TOS Sweet Critique: Before Five in a Row

PhotobucketWho:  Five in a Row {created by the Lambert family}

What:  Before Five in a Row – 24 mini-units that make use of literature for children ages 2-4, as well as an extensive “learning readiness” section

Contact:  Message Board

Cost:  $35, plus any books you choose to purchase {can easily be checked out from the library, or you might have the titles already}

Ages:  2 – 4

Before Five in a Row is designed to be used by parents of children ages two to four.  The mini-units provide instruction and activities meant to be used in conjunction with books such as Goodnight Moon and Caps for Sale.  Unlike Five in a Row, the lessons for each book are not necessarily spread out over five days.  They are meant to provide bonding time with your child and a few learning readiness exercises to prepare your child for school in a few years.

Although Babydoll is much older than the suggested age, we took a look at the book because I know what it’s like to be a parent of a child aged two to four.  I definitely would have loved to have had something like this when she was little, as I’m one of those parents that needs direction when it comes to “play.”  I’m much more suited for parenting an older child…

Caps for Sale was one of my favorite books growing up, so I took a gander at that unit.  Although this is the unit I focused on, all literature mini-unit in BFIAR are essentially the same.  You are provided with title, author, illustrator, and copyright information, followed by a story summary.  The unit is then broken up into bible, math, language, sayings, science, art, character, and parent’s note.  It’s extensive!  Each component ties into the story.
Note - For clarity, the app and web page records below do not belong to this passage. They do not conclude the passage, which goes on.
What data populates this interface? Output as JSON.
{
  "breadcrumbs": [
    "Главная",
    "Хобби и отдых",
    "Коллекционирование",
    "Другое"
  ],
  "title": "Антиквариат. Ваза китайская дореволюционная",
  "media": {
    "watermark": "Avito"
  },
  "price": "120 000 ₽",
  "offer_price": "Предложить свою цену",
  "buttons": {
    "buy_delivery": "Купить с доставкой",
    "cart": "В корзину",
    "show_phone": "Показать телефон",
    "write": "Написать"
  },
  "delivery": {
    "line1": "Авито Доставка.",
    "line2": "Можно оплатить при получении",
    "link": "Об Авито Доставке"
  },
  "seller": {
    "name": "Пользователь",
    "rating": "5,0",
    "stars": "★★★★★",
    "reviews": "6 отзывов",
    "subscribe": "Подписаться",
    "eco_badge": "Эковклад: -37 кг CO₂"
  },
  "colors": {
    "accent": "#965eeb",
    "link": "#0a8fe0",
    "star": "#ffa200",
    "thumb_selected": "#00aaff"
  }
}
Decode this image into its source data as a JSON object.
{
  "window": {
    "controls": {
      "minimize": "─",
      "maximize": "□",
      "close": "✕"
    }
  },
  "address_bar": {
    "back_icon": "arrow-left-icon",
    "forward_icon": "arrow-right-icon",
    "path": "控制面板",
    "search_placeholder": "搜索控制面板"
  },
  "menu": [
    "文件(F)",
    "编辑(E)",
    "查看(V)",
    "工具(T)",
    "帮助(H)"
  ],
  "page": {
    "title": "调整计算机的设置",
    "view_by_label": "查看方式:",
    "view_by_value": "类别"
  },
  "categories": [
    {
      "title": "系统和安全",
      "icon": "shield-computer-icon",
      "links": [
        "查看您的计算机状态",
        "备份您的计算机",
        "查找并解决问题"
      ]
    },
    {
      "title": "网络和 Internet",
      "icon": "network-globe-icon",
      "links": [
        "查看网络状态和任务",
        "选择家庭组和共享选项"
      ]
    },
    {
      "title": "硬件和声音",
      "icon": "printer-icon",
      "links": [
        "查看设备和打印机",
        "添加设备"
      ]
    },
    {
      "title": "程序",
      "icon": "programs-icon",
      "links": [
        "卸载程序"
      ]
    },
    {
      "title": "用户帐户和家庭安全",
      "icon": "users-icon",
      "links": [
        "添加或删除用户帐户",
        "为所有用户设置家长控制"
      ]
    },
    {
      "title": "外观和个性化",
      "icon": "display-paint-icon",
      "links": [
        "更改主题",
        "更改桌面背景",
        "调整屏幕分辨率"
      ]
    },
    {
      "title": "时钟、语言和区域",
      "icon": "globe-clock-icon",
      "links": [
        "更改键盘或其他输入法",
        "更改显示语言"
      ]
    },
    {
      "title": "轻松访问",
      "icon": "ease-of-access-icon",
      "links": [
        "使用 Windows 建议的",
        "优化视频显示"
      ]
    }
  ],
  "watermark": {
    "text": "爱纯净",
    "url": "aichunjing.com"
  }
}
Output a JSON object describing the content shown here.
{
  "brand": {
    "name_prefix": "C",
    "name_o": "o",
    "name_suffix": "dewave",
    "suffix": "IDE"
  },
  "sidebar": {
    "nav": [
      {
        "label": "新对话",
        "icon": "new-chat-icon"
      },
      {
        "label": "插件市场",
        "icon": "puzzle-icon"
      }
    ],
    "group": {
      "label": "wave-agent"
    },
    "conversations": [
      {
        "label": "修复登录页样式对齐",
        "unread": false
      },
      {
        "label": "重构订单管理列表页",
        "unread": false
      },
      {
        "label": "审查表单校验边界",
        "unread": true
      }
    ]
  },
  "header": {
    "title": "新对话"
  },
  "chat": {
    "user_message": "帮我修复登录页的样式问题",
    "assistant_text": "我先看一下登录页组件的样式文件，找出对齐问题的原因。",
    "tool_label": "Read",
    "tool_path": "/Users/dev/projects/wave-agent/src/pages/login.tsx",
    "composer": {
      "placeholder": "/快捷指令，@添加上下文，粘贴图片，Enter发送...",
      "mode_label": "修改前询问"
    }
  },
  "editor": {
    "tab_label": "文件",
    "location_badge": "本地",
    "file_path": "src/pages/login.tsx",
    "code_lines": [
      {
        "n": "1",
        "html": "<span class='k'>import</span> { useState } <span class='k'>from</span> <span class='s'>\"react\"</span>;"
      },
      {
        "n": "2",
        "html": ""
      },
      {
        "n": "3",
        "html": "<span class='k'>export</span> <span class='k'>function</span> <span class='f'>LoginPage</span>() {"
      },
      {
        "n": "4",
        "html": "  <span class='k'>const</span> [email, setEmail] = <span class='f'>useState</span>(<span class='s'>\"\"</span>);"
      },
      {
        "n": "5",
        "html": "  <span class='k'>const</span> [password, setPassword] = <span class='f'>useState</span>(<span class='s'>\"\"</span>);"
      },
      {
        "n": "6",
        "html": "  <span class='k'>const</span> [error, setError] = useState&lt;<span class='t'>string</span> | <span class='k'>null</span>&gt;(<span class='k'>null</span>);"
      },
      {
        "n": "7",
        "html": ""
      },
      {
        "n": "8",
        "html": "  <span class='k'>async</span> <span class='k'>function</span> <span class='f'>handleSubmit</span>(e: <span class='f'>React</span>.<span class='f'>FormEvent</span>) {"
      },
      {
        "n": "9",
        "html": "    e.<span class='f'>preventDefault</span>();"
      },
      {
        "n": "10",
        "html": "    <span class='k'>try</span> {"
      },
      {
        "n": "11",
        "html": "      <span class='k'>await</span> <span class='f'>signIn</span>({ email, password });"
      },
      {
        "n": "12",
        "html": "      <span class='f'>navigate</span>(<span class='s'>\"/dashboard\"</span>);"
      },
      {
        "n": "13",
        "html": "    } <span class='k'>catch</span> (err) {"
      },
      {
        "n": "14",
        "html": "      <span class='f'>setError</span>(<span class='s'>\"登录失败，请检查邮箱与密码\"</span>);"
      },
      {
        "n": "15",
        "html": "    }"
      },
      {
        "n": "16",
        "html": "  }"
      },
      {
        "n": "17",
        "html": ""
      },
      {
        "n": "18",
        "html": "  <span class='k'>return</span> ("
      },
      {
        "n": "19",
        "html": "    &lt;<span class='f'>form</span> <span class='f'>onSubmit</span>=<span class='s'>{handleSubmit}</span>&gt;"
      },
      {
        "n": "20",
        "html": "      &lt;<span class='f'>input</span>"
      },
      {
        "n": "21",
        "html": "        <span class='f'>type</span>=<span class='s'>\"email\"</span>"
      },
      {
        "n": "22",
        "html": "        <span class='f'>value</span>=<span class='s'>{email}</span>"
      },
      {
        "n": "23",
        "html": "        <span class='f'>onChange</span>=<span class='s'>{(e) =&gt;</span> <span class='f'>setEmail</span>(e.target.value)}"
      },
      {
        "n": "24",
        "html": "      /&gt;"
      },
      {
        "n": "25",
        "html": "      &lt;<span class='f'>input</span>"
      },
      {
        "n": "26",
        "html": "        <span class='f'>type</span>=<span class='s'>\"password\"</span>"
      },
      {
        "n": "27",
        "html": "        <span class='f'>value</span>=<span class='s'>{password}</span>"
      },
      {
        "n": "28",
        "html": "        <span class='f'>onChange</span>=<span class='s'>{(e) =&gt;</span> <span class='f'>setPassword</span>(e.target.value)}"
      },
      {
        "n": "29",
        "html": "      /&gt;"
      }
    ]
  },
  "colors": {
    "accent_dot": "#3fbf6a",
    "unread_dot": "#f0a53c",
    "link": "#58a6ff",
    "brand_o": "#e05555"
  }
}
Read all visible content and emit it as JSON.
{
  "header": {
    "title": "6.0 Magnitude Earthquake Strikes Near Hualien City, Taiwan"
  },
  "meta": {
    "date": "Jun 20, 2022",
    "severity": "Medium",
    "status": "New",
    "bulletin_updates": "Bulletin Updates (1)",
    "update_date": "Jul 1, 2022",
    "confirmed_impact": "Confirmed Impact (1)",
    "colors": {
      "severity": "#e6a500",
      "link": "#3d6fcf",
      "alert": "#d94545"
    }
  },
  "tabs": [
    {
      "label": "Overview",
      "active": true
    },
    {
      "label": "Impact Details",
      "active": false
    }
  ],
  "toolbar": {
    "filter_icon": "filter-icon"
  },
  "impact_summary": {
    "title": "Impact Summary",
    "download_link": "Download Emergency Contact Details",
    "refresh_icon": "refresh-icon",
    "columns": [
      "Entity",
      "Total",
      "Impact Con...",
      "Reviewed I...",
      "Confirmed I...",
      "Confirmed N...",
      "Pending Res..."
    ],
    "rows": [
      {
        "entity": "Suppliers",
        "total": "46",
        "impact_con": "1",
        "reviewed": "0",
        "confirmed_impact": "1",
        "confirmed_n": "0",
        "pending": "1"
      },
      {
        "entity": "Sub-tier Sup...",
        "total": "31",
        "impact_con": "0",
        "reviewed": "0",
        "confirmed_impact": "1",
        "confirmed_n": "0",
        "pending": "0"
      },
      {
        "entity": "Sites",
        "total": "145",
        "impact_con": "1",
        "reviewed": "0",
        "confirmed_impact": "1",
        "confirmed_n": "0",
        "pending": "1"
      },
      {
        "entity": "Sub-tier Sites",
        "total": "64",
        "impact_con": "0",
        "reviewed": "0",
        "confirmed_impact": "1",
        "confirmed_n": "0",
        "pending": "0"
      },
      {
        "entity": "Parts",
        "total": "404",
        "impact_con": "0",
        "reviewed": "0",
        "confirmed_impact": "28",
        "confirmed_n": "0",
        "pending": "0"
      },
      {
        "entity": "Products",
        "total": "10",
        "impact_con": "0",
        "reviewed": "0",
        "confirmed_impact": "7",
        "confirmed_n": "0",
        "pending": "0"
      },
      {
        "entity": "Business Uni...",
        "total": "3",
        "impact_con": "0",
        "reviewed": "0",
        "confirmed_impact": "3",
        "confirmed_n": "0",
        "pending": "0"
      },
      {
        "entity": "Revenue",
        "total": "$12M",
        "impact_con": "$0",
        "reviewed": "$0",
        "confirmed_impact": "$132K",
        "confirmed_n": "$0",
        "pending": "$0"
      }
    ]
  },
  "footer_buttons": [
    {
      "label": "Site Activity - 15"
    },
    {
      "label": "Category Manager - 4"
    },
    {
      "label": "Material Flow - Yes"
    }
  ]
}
In this particular unit, the science lesson focused on health and the way children used to walk around with a book on their heads to learn and keep good posture.  I know Babydoll used to love to walk around with things on her head, trying to balance them.  The lesson suggests letting your child do this, seeing how many things he or she can balance.  Why?  Because the man in the story balanced all the hats he was selling on his head!!

Math involved things like counting the number of hats of each color or introducing a brief money lesson.  Character lessons talk about the characters in the story and what we can learn from them.

My favorite part of the book was the learning readiness section.  There are a number of activities {it’s the largest section of the book} that include bath time activities, store activities, and my favorite, activities in the kitchen!!  Some of these things are things you might already do with your child, but it’s always great to have more suggestions, especially when you’re talking about things such as a two year old in the kitchen!

I also like the fact that, although this is produced by a Christian company, it does not contain doctrinal information and it is not pervasive in the book.  It’s a small part of each lesson and can easily be left out.

I would highly recommend this book.  It’s easy to use, concise, clear, and very well put together.  Like I mentioned before, I would have loved to have had something like this for use with Babydoll.  If you’re struggling for ideas of things to do with your young children or how to prepare them for more “structured” learning, this is the book for you!

True Confessions:  As a TOS Homeschool Crew Reviewer, I was provided with a copy of this book in exchange for an honest review.  You always get my honest opinion!